Viet Nam News
HCM CITY — “Better Life Farming”, an alliance of leading private sector companies created to develop sustainable and scalable business models with global and local partners to improve smallholder coffee farmers’ livelihoods, was launched in HCM City on Tuesday.
The global alliance has been created by Bayer, the International Finance Corporation (IFC), Netafim, Swiss Re Corporate Solutions, and Việt Nam’s Khang Thịnh Irrigation Technology JSC and ACOM.
By connecting global expertise with local insights and partners, Better Life Farming offers advanced agricultural practices, seeds, precision irrigation, crop protection, finance, insurance, digital technologies, and access to markets, each customised to fully address smallholders’ needs at scale.

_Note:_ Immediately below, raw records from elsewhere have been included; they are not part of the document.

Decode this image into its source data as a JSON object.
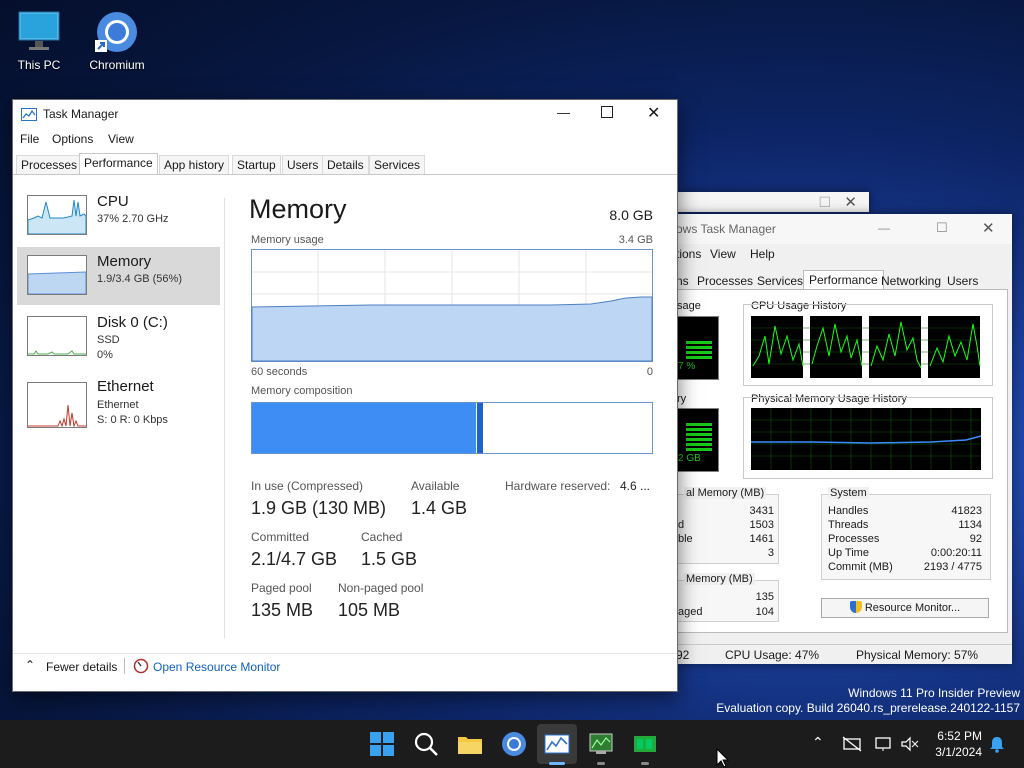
{
  "desktop": {
    "icons": [
      {
        "label": "This PC"
      },
      {
        "label": "Chromium"
      }
    ],
    "watermark_line1": "Windows 11 Pro Insider Preview",
    "watermark_line2": "Evaluation copy. Build 26040.rs_prerelease.240122-1157"
  },
  "task_manager": {
    "title": "Task Manager",
    "menu": [
      "File",
      "Options",
      "View"
    ],
    "tabs": [
      "Processes",
      "Performance",
      "App history",
      "Startup",
      "Users",
      "Details",
      "Services"
    ],
    "sidebar": [
      {
        "title": "CPU",
        "sub1": "37%  2.70 GHz",
        "sub2": "",
        "sub3": ""
      },
      {
        "title": "Memory",
        "sub1": "1.9/3.4 GB (56%)",
        "sub2": "",
        "sub3": ""
      },
      {
        "title": "Disk 0 (C:)",
        "sub1": "SSD",
        "sub2": "0%",
        "sub3": ""
      },
      {
        "title": "Ethernet",
        "sub1": "Ethernet",
        "sub2": "S: 0  R: 0 Kbps",
        "sub3": ""
      }
    ],
    "main": {
      "heading": "Memory",
      "total": "8.0 GB",
      "usage_label": "Memory usage",
      "usage_max": "3.4 GB",
      "axis_left": "60 seconds",
      "axis_right": "0",
      "composition_label": "Memory composition",
      "composition_in_use_fraction": 0.56,
      "stats": {
        "in_use_label": "In use (Compressed)",
        "in_use_value": "1.9 GB (130 MB)",
        "available_label": "Available",
        "available_value": "1.4 GB",
        "hw_reserved_label": "Hardware reserved:",
        "hw_reserved_value": "4.6 ...",
        "committed_label": "Committed",
        "committed_value": "2.1/4.7 GB",
        "cached_label": "Cached",
        "cached_value": "1.5 GB",
        "paged_label": "Paged pool",
        "paged_value": "135 MB",
        "nonpaged_label": "Non-paged pool",
        "nonpaged_value": "105 MB"
      }
    },
    "footer": {
      "fewer_details": "Fewer details",
      "open_monitor": "Open Resource Monitor"
    }
  },
  "classic_tm": {
    "title": "ows Task Manager",
    "menu": [
      "tions",
      "View",
      "Help"
    ],
    "tabs": [
      "ns",
      "Processes",
      "Services",
      "Performance",
      "Networking",
      "Users"
    ],
    "cpu_usage_label": "sage",
    "cpu_usage_value": "7 %",
    "cpu_history_label": "CPU Usage History",
    "mem_label": "ry",
    "mem_value": "2 GB",
    "phys_history_label": "Physical Memory Usage History",
    "phys_mem_box": {
      "label": "al Memory (MB)",
      "rows": [
        {
          "k": "",
          "v": "3431"
        },
        {
          "k": "d",
          "v": "1503"
        },
        {
          "k": "ble",
          "v": "1461"
        },
        {
          "k": "",
          "v": "3"
        }
      ]
    },
    "kernel_box": {
      "label": "Memory (MB)",
      "rows": [
        {
          "k": "",
          "v": "135"
        },
        {
          "k": "aged",
          "v": "104"
        }
      ]
    },
    "system_box": {
      "label": "System",
      "rows": [
        {
          "k": "Handles",
          "v": "41823"
        },
        {
          "k": "Threads",
          "v": "1134"
        },
        {
          "k": "Processes",
          "v": "92"
        },
        {
          "k": "Up Time",
          "v": "0:00:20:11"
        },
        {
          "k": "Commit (MB)",
          "v": "2193 / 4775"
        }
      ]
    },
    "resource_monitor_button": "Resource Monitor...",
    "status": {
      "processes": "92",
      "cpu": "CPU Usage: 47%",
      "physical": "Physical Memory: 57%"
    }
  },
  "taskbar": {
    "time": "6:52 PM",
    "date": "3/1/2024"
  }
}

Colin Taylor, IFC East Asia/Pacific regional lead, agribusiness advisory services, said: “Vietnamese smallholder coffee farmers are vulnerable to multiple challenges, from adverse climate impacts to difficulties in accessing inputs and finance. As a result they realise a fraction of their potential productivity.
“As part of the Better Life Farming Alliance, IFC helps smallholders bridge these gaps through supporting training initiatives, improved financial literacy and access to finance, so they can manage their farm as a business.”
Better Life Farming to support coffee growers has been piloted in Lạc Dương and Di Linh districts in Lâm Đồng Province since the beginning of this year, benefiting 190 farmers with a total of 300 hectares.
Their yields have jumped by 17-33 per cent.
Kohei Sakata, general director of Bayer Vietnam, said: “Through this initiative, we can see how dedicated and passionate smallholder farmers are working to feed their family, their community as well as the population on a local and global level.
“As a result, Bayer’s co-operation with smallholder farmers and developing customised solutions can have a real impact on their productivity and support them in their journey to grow their farming business and improve their livelihood.”
In Việt Nam, 80 per cent of coffee is grown by smallholders, who are particularly vulnerable to existential threats like adverse climate impacts, pests and crop diseases, poor infrastructure, rural migration, fluctuating commodity prices, and regulatory barriers.
They also have limited access to modern agricultural practices and technology and to finance and markets. — VNS